GOAL OF THE EXERCISE —
Reproduce all the entries, matching the original word for word.

MATERIAL PROVIDED —
§

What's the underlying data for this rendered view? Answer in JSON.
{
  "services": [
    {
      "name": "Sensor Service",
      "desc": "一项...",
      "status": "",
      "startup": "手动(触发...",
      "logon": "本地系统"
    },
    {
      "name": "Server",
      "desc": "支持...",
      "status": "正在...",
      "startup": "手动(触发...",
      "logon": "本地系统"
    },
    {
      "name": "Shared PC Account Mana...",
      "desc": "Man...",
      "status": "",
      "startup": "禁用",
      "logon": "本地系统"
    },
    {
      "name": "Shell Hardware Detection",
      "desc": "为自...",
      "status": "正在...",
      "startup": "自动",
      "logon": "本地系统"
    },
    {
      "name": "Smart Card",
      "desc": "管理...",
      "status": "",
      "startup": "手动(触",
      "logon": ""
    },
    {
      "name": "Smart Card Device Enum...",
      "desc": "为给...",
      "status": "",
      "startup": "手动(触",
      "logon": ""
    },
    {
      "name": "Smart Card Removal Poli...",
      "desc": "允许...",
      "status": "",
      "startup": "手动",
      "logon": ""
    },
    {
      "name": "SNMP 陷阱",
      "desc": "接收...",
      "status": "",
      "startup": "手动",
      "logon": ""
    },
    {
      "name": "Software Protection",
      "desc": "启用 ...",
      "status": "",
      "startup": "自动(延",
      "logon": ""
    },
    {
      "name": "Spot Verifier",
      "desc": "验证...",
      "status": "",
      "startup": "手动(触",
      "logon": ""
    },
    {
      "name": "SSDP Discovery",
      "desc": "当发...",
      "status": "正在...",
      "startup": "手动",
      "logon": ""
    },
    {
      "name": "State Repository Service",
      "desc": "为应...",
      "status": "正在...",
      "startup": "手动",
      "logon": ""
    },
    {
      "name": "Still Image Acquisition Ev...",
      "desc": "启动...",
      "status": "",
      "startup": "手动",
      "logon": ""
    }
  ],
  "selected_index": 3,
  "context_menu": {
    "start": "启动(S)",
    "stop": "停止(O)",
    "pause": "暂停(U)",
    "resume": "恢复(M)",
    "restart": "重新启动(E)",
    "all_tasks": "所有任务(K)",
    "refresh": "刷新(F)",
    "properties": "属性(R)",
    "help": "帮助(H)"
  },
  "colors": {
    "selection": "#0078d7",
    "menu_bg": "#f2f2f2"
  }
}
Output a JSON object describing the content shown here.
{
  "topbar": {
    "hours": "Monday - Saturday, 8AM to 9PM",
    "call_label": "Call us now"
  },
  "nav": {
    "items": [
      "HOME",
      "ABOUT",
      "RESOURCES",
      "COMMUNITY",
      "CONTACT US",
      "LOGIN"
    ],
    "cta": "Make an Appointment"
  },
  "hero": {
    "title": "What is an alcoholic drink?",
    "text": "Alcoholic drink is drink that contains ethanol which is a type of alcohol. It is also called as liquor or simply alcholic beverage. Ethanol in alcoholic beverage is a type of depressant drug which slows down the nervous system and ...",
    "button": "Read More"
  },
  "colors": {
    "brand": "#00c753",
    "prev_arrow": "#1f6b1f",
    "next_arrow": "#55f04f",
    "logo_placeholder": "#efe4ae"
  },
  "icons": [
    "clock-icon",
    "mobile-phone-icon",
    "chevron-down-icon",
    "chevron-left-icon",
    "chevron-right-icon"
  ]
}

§

RESPONSE TO THIS EXERCISE —
What's the underlying data for this rendered view? Answer in JSON.
{
  "services": [
    {
      "name": "Sensor Service",
      "desc": "一项...",
      "status": "",
      "startup": "手动(触发...",
      "logon": "本地系统"
    },
    {
      "name": "Server",
      "desc": "支持...",
      "status": "正在...",
      "startup": "手动(触发...",
      "logon": "本地系统"
    },
    {
      "name": "Shared PC Account Mana...",
      "desc": "Man...",
      "status": "",
      "startup": "禁用",
      "logon": "本地系统"
    },
    {
      "name": "Shell Hardware Detection",
      "desc": "为自...",
      "status": "正在...",
      "startup": "自动",
      "logon": "本地系统"
    },
    {
      "name": "Smart Card",
      "desc": "管理...",
      "status": "",
      "startup": "手动(触",
      "logon": ""
    },
    {
      "name": "Smart Card Device Enum...",
      "desc": "为给...",
      "status": "",
      "startup": "手动(触",
      "logon": ""
    },
    {
      "name": "Smart Card Removal Poli...",
      "desc": "允许...",
      "status": "",
      "startup": "手动",
      "logon": ""
    },
    {
      "name": "SNMP 陷阱",
      "desc": "接收...",
      "status": "",
      "startup": "手动",
      "logon": ""
    },
    {
      "name": "Software Protection",
      "desc": "启用 ...",
      "status": "",
      "startup": "自动(延",
      "logon": ""
    },
    {
      "name": "Spot Verifier",
      "desc": "验证...",
      "status": "",
      "startup": "手动(触",
      "logon": ""
    },
    {
      "name": "SSDP Discovery",
      "desc": "当发...",
      "status": "正在...",
      "startup": "手动",
      "logon": ""
    },
    {
      "name": "State Repository Service",
      "desc": "为应...",
      "status": "正在...",
      "startup": "手动",
      "logon": ""
    },
    {
      "name": "Still Image Acquisition Ev...",
      "desc": "启动...",
      "status": "",
      "startup": "手动",
      "logon": ""
    }
  ],
  "selected_index": 3,
  "context_menu": {
    "start": "启动(S)",
    "stop": "停止(O)",
    "pause": "暂停(U)",
    "resume": "恢复(M)",
    "restart": "重新启动(E)",
    "all_tasks": "所有任务(K)",
    "refresh": "刷新(F)",
    "properties": "属性(R)",
    "help": "帮助(H)"
  },
  "colors": {
    "selection": "#0078d7",
    "menu_bg": "#f2f2f2"
  }
}
Output a JSON object describing the content shown here.
{
  "topbar": {
    "hours": "Monday - Saturday, 8AM to 9PM",
    "call_label": "Call us now"
  },
  "nav": {
    "items": [
      "HOME",
      "ABOUT",
      "RESOURCES",
      "COMMUNITY",
      "CONTACT US",
      "LOGIN"
    ],
    "cta": "Make an Appointment"
  },
  "hero": {
    "title": "What is an alcoholic drink?",
    "text": "Alcoholic drink is drink that contains ethanol which is a type of alcohol. It is also called as liquor or simply alcholic beverage. Ethanol in alcoholic beverage is a type of depressant drug which slows down the nervous system and ...",
    "button": "Read More"
  },
  "colors": {
    "brand": "#00c753",
    "prev_arrow": "#1f6b1f",
    "next_arrow": "#55f04f",
    "logo_placeholder": "#efe4ae"
  },
  "icons": [
    "clock-icon",
    "mobile-phone-icon",
    "chevron-down-icon",
    "chevron-left-icon",
    "chevron-right-icon"
  ]
}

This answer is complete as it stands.